Stoke Newington’s St. Mary’s Church was built in 1858 after the parish outgrew Old Church — the only surviving Elizabethan church in London — which is across the street. Photo: Judy D’Mello

Stroll
Stoke Newington, or Stokey as it’s affectionately called, should not be missed. This Doomsday settlement, once an enclave for nonconformists and later a hub for Jewish and immigrant families, still has an independent vibe. Abney Park Cemetery on the High Street may have more than 200,000 graves but it is horticulturally alive with several thousand plant species. The late Amy Winehouse filmed her “Back to Black” music video here. Afterward, pop in to the Jolly Butchers pub where Stokey-brewed ales and ciders are on tap. Then head up picturesque Church Street, full of cafes, quirky shops, and more pubs, until you get to medieval St. Mary’s Church and Clissold Park, one of London’s prettiest, with lakes, a deer enclosure, and tennis played in sight of the church spire — you could be anywhere but Hackney.

In the evening, take a guided Jack the Ripper walk through the old, narrow alleyways that transport you back to the mean streets of the Victorian East End, visiting all the Ripper murder sites and locations.

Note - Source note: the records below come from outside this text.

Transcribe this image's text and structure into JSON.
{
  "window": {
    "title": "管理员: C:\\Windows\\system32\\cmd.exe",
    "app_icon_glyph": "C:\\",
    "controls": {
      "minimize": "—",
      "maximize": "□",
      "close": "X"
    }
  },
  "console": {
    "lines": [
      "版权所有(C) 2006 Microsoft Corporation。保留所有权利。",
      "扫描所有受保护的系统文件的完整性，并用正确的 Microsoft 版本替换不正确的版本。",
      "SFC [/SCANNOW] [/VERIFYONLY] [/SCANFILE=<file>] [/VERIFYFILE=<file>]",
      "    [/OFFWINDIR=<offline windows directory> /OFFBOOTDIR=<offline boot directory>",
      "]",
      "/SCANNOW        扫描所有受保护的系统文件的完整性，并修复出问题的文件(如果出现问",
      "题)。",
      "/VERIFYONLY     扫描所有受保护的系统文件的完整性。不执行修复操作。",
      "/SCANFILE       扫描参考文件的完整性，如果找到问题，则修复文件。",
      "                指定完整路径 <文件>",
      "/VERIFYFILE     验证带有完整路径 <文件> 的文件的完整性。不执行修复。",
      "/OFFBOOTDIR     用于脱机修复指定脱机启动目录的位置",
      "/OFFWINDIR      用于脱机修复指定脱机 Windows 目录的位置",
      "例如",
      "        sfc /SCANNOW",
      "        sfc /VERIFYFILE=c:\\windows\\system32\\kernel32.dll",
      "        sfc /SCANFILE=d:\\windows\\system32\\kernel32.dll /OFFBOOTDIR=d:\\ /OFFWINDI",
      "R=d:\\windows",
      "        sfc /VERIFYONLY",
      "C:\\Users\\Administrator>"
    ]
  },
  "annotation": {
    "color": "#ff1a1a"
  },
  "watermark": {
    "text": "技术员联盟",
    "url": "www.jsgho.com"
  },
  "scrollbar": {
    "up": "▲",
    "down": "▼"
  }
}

SOURCES:
Abney Park Cemetery: https://abneypark.org
Jolly Butchers Pub: https://jollybutchers.co.uk
Jack the Ripper tours: https://www.jack-the-ripper-tour.com
Broadway Market: https://broadwaymarket.co.uk
Ridley Road Market: https://hackney.gov.uk/ridley-road-market
Mangal Ocakbasi: http://www.mangal1.com
Rasa: http://rasarestaurants.com
Morito: https://www.moritohackneyroad.co.uk
Needoo Grill: https://needoogrill.co.uk
Hill and Szrok: https://www.hillandszrok.co.uk
Cornerstone: https://www.cornerstonehackney.com